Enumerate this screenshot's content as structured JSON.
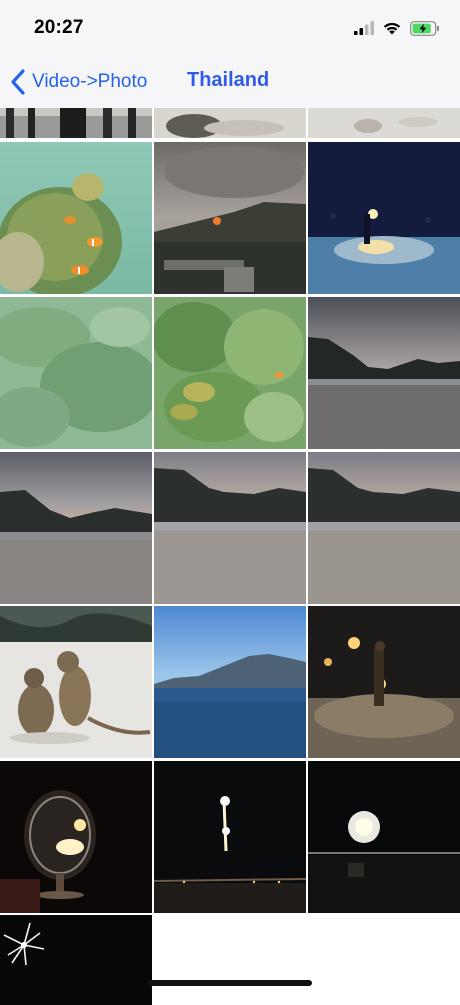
{
  "status": {
    "time": "20:27",
    "battery_level": 0.85,
    "battery_color": "#4cd964"
  },
  "nav": {
    "back_label": "Video->Photo",
    "title": "Thailand",
    "accent": "#2563eb"
  },
  "photos": [
    {
      "subject": "beach-trees-edge"
    },
    {
      "subject": "beach-sand-rocks"
    },
    {
      "subject": "beach-sand-shells"
    },
    {
      "subject": "clownfish-coral"
    },
    {
      "subject": "sunset-hillside-village"
    },
    {
      "subject": "fire-dancer-beach-night"
    },
    {
      "subject": "underwater-coral-green"
    },
    {
      "subject": "anemone-clownfish"
    },
    {
      "subject": "beach-dusk-mountains"
    },
    {
      "subject": "beach-dusk-wide"
    },
    {
      "subject": "beach-dusk-hills"
    },
    {
      "subject": "beach-dusk-hills-2"
    },
    {
      "subject": "monkeys-on-sand"
    },
    {
      "subject": "sea-mountains-blue-sky"
    },
    {
      "subject": "fire-dancer-night"
    },
    {
      "subject": "candle-glass-night"
    },
    {
      "subject": "fireworks-single"
    },
    {
      "subject": "fireworks-burst"
    },
    {
      "subject": "fireworks-sparkler"
    }
  ]
}
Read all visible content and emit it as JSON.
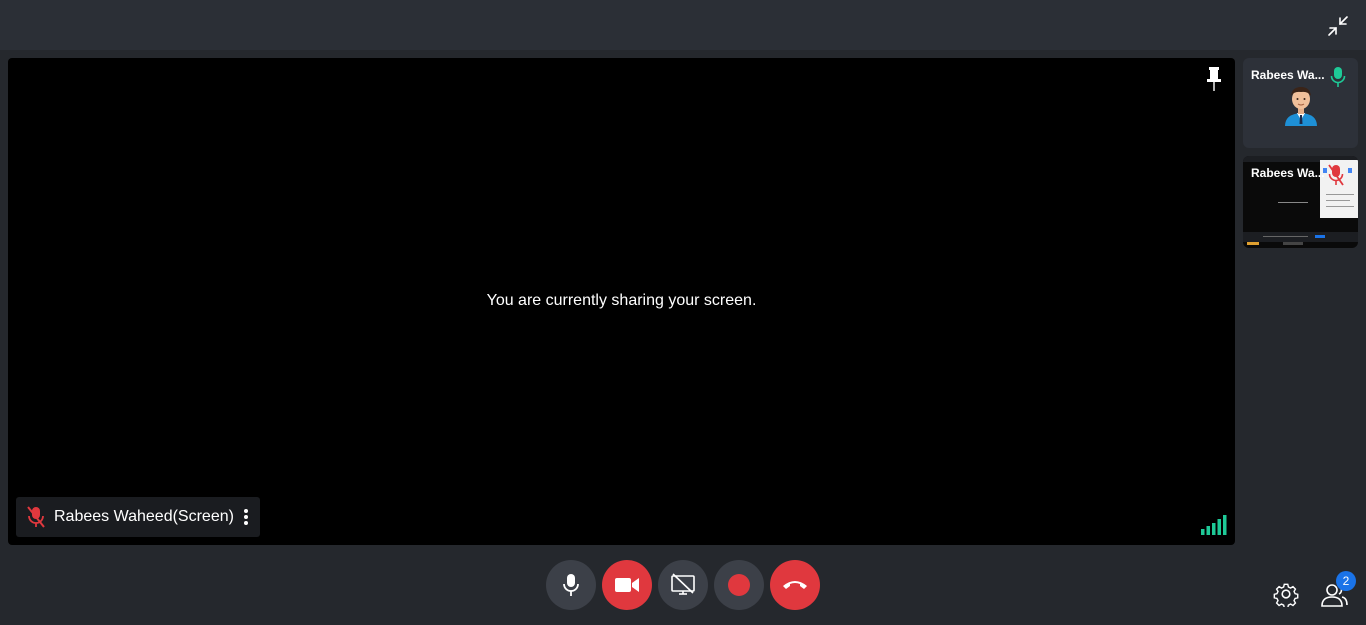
{
  "topbar": {
    "exit_fullscreen_icon": "exit-fullscreen-icon"
  },
  "stage": {
    "message": "You are currently sharing your screen.",
    "presenter_label": "Rabees Waheed(Screen)",
    "presenter_mic": "mic-muted-icon",
    "pin_icon": "pin-icon",
    "more_icon": "more-vertical-icon",
    "signal_icon": "signal-strength-icon"
  },
  "participants": [
    {
      "name": "Rabees Wa...",
      "mic": "mic-on-icon",
      "kind": "avatar"
    },
    {
      "name": "Rabees Wa...",
      "mic": "mic-muted-icon",
      "kind": "screen"
    }
  ],
  "controls": [
    {
      "name": "microphone",
      "icon": "mic-icon",
      "state": "on"
    },
    {
      "name": "camera",
      "icon": "camera-icon",
      "state": "off"
    },
    {
      "name": "screen-share",
      "icon": "stop-screen-share-icon",
      "state": "sharing"
    },
    {
      "name": "record",
      "icon": "record-icon",
      "state": "idle"
    },
    {
      "name": "leave",
      "icon": "hang-up-icon",
      "state": ""
    }
  ],
  "footer": {
    "participant_count": "2"
  },
  "colors": {
    "background": "#25282d",
    "topbar": "#2b2f36",
    "danger": "#e0383e",
    "control_dark": "#3c4048",
    "mic_on": "#1ec997",
    "badge": "#1a73e8"
  }
}
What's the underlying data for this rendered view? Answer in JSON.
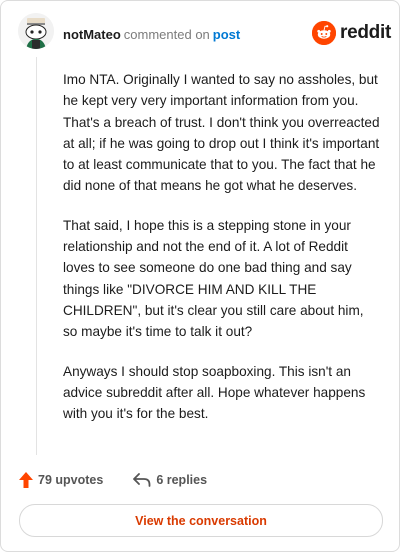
{
  "header": {
    "username": "notMateo",
    "action_text": "commented on",
    "post_link": "post",
    "brand": "reddit"
  },
  "comment": {
    "paragraphs": [
      "Imo NTA. Originally I wanted to say no assholes, but he kept very very important information from you. That's a breach of trust. I don't think you overreacted at all; if he was going to drop out I think it's important to at least communicate that to you. The fact that he did none of that means he got what he deserves.",
      "That said, I hope this is a stepping stone in your relationship and not the end of it. A lot of Reddit loves to see someone do one bad thing and say things like \"DIVORCE HIM AND KILL THE CHILDREN\", but it's clear you still care about him, so maybe it's time to talk it out?",
      "Anyways I should stop soapboxing. This isn't an advice subreddit after all. Hope whatever happens with you it's for the best."
    ]
  },
  "footer": {
    "upvotes": "79 upvotes",
    "replies": "6 replies",
    "view_button": "View the conversation"
  },
  "colors": {
    "upvote": "#ff4500",
    "link": "#0079d3",
    "button_text": "#d93a00"
  }
}
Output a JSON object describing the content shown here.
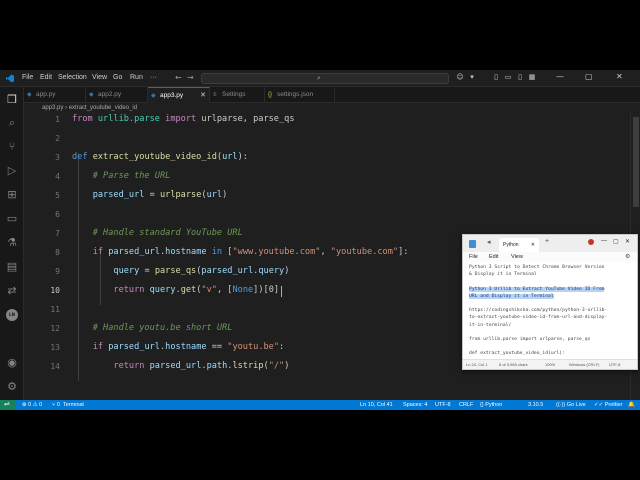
{
  "titlebar": {
    "menu": [
      "File",
      "Edit",
      "Selection",
      "View",
      "Go",
      "Run",
      "···"
    ],
    "search_placeholder": ""
  },
  "tabs": [
    {
      "label": "app.py",
      "active": false
    },
    {
      "label": "app2.py",
      "active": false
    },
    {
      "label": "app3.py",
      "active": true
    },
    {
      "label": "Settings",
      "active": false
    },
    {
      "label": "settings.json",
      "active": false
    }
  ],
  "breadcrumb": [
    "app3.py",
    "extract_youtube_video_id"
  ],
  "editor": {
    "line_numbers": [
      "1",
      "2",
      "3",
      "4",
      "5",
      "6",
      "7",
      "8",
      "9",
      "10",
      "11",
      "12",
      "13",
      "14"
    ],
    "current_line": "10",
    "lines": [
      [
        {
          "t": "from ",
          "c": "kw"
        },
        {
          "t": "urllib.parse ",
          "c": "cl"
        },
        {
          "t": "import ",
          "c": "kw"
        },
        {
          "t": "urlparse, parse_qs",
          "c": ""
        }
      ],
      [],
      [
        {
          "t": "def ",
          "c": "kwb"
        },
        {
          "t": "extract_youtube_video_id",
          "c": "fn"
        },
        {
          "t": "(",
          "c": ""
        },
        {
          "t": "url",
          "c": "vr"
        },
        {
          "t": "):",
          "c": ""
        }
      ],
      [
        {
          "t": "    # Parse the URL",
          "c": "cm"
        }
      ],
      [
        {
          "t": "    ",
          "c": ""
        },
        {
          "t": "parsed_url",
          "c": "vr"
        },
        {
          "t": " = ",
          "c": ""
        },
        {
          "t": "urlparse",
          "c": "fn"
        },
        {
          "t": "(",
          "c": ""
        },
        {
          "t": "url",
          "c": "vr"
        },
        {
          "t": ")",
          "c": ""
        }
      ],
      [],
      [
        {
          "t": "    # Handle standard YouTube URL",
          "c": "cm"
        }
      ],
      [
        {
          "t": "    ",
          "c": ""
        },
        {
          "t": "if ",
          "c": "kw"
        },
        {
          "t": "parsed_url",
          "c": "vr"
        },
        {
          "t": ".",
          "c": ""
        },
        {
          "t": "hostname",
          "c": "vr"
        },
        {
          "t": " in ",
          "c": "kwb"
        },
        {
          "t": "[",
          "c": ""
        },
        {
          "t": "\"www.youtube.com\"",
          "c": "st"
        },
        {
          "t": ", ",
          "c": ""
        },
        {
          "t": "\"youtube.com\"",
          "c": "st"
        },
        {
          "t": "]:",
          "c": ""
        }
      ],
      [
        {
          "t": "        ",
          "c": ""
        },
        {
          "t": "query",
          "c": "vr"
        },
        {
          "t": " = ",
          "c": ""
        },
        {
          "t": "parse_qs",
          "c": "fn"
        },
        {
          "t": "(",
          "c": ""
        },
        {
          "t": "parsed_url",
          "c": "vr"
        },
        {
          "t": ".",
          "c": ""
        },
        {
          "t": "query",
          "c": "vr"
        },
        {
          "t": ")",
          "c": ""
        }
      ],
      [
        {
          "t": "        ",
          "c": ""
        },
        {
          "t": "return ",
          "c": "kw"
        },
        {
          "t": "query",
          "c": "vr"
        },
        {
          "t": ".",
          "c": ""
        },
        {
          "t": "get",
          "c": "fn"
        },
        {
          "t": "(",
          "c": ""
        },
        {
          "t": "\"v\"",
          "c": "st"
        },
        {
          "t": ", [",
          "c": ""
        },
        {
          "t": "None",
          "c": "kwb"
        },
        {
          "t": "])[0]",
          "c": ""
        }
      ],
      [],
      [
        {
          "t": "    # Handle youtu.be short URL",
          "c": "cm"
        }
      ],
      [
        {
          "t": "    ",
          "c": ""
        },
        {
          "t": "if ",
          "c": "kw"
        },
        {
          "t": "parsed_url",
          "c": "vr"
        },
        {
          "t": ".",
          "c": ""
        },
        {
          "t": "hostname",
          "c": "vr"
        },
        {
          "t": " == ",
          "c": ""
        },
        {
          "t": "\"youtu.be\"",
          "c": "st"
        },
        {
          "t": ":",
          "c": ""
        }
      ],
      [
        {
          "t": "        ",
          "c": ""
        },
        {
          "t": "return ",
          "c": "kw"
        },
        {
          "t": "parsed_url",
          "c": "vr"
        },
        {
          "t": ".",
          "c": ""
        },
        {
          "t": "path",
          "c": "vr"
        },
        {
          "t": ".",
          "c": ""
        },
        {
          "t": "lstrip",
          "c": "fn"
        },
        {
          "t": "(",
          "c": ""
        },
        {
          "t": "\"/\"",
          "c": "st"
        },
        {
          "t": ")",
          "c": ""
        }
      ]
    ]
  },
  "statusbar": {
    "problems": "⊗ 0 ⚠ 0",
    "ports": "⑂ 0",
    "terminal": "Terminal",
    "position": "Ln 10, Col 41",
    "spaces": "Spaces: 4",
    "encoding": "UTF-8",
    "eol": "CRLF",
    "language": "{} Python",
    "version": "3.10.5",
    "golive": "Go Live",
    "prettier": "Prettier"
  },
  "notepad": {
    "tab_title": "Python",
    "menu": [
      "File",
      "Edit",
      "View"
    ],
    "lines": [
      "Python 3 Script to Detect Chrome Browser Version",
      "& Display it in Terminal",
      "",
      "Python 3 Urllib to Extract YouTube Video ID From",
      "URL and Display it in Terminal",
      "",
      "https://codingshiksha.com/python/python-3-urllib-",
      "to-extract-youtube-video-id-from-url-and-display-",
      "it-in-terminal/",
      "",
      "from urllib.parse import urlparse, parse_qs",
      "",
      "def extract_youtube_video_id(url):"
    ],
    "status": {
      "pos": "Ln 24, Col 1",
      "chars": "8 of 3,965 chars",
      "zoom": "100%",
      "eol": "Windows (CRLF)",
      "enc": "UTF-8"
    }
  },
  "colors": {
    "accent": "#0078d4",
    "editor_bg": "#1f1f1f",
    "remote": "#16825d"
  }
}
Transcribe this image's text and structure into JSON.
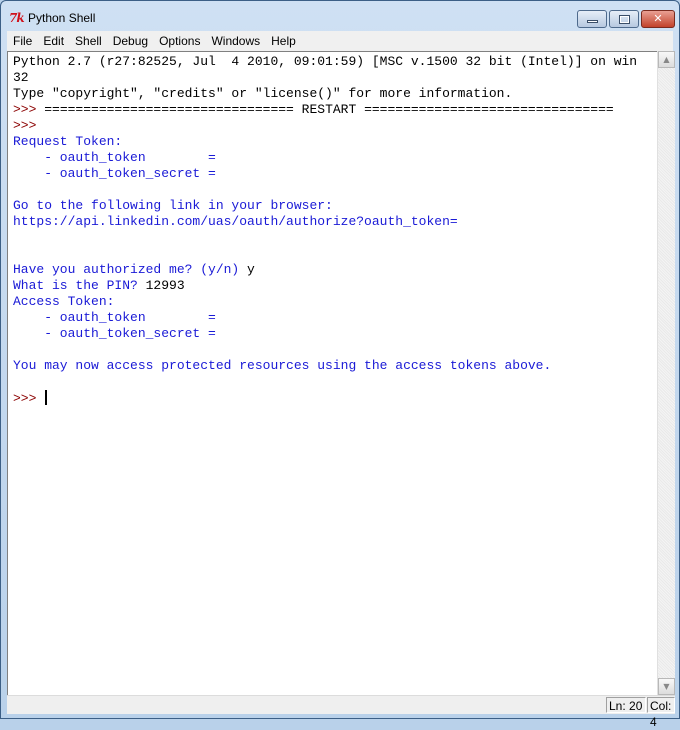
{
  "window": {
    "title": "Python Shell",
    "icon": "tk-icon",
    "controls": {
      "minimize": "minimize",
      "maximize": "maximize",
      "close": "✕"
    }
  },
  "menu": {
    "items": [
      "File",
      "Edit",
      "Shell",
      "Debug",
      "Options",
      "Windows",
      "Help"
    ]
  },
  "shell": {
    "lines": [
      {
        "type": "std",
        "text": "Python 2.7 (r27:82525, Jul  4 2010, 09:01:59) [MSC v.1500 32 bit (Intel)] on win"
      },
      {
        "type": "std",
        "text": "32"
      },
      {
        "type": "std",
        "text": "Type \"copyright\", \"credits\" or \"license()\" for more information."
      },
      {
        "type": "prompt-restart",
        "prompt": ">>> ",
        "text": "================================ RESTART ================================"
      },
      {
        "type": "prompt",
        "prompt": ">>>",
        "text": ""
      },
      {
        "type": "out",
        "text": "Request Token:"
      },
      {
        "type": "out",
        "text": "    - oauth_token        ="
      },
      {
        "type": "out",
        "text": "    - oauth_token_secret ="
      },
      {
        "type": "out",
        "text": ""
      },
      {
        "type": "out",
        "text": "Go to the following link in your browser:"
      },
      {
        "type": "out",
        "text": "https://api.linkedin.com/uas/oauth/authorize?oauth_token="
      },
      {
        "type": "out",
        "text": ""
      },
      {
        "type": "out",
        "text": ""
      },
      {
        "type": "input",
        "text": "Have you authorized me? (y/n) ",
        "input": "y"
      },
      {
        "type": "input",
        "text": "What is the PIN? ",
        "input": "12993"
      },
      {
        "type": "out",
        "text": "Access Token:"
      },
      {
        "type": "out",
        "text": "    - oauth_token        ="
      },
      {
        "type": "out",
        "text": "    - oauth_token_secret ="
      },
      {
        "type": "out",
        "text": ""
      },
      {
        "type": "out",
        "text": "You may now access protected resources using the access tokens above."
      },
      {
        "type": "out",
        "text": ""
      },
      {
        "type": "current-prompt",
        "prompt": ">>> ",
        "text": ""
      }
    ]
  },
  "status": {
    "line": "Ln: 20",
    "col": "Col: 4"
  },
  "colors": {
    "stdout": "#1a1ad6",
    "prompt": "#8b0000",
    "stdin": "#000000"
  }
}
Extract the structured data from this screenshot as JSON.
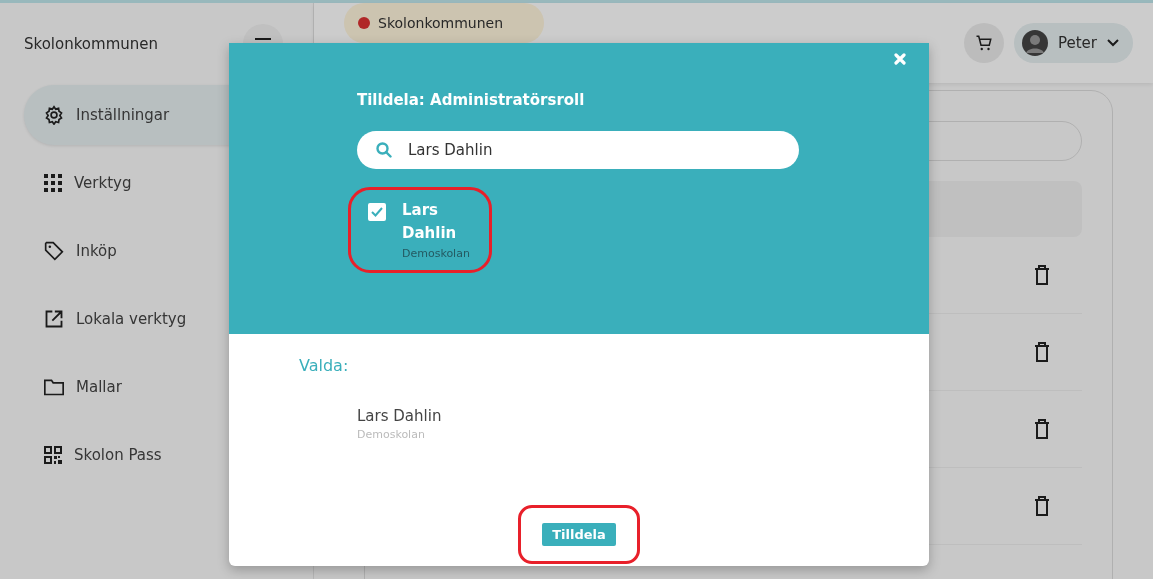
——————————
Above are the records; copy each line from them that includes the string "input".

        "type": "input",
        "input": "y"
        "type": "input",
        "input": "12993"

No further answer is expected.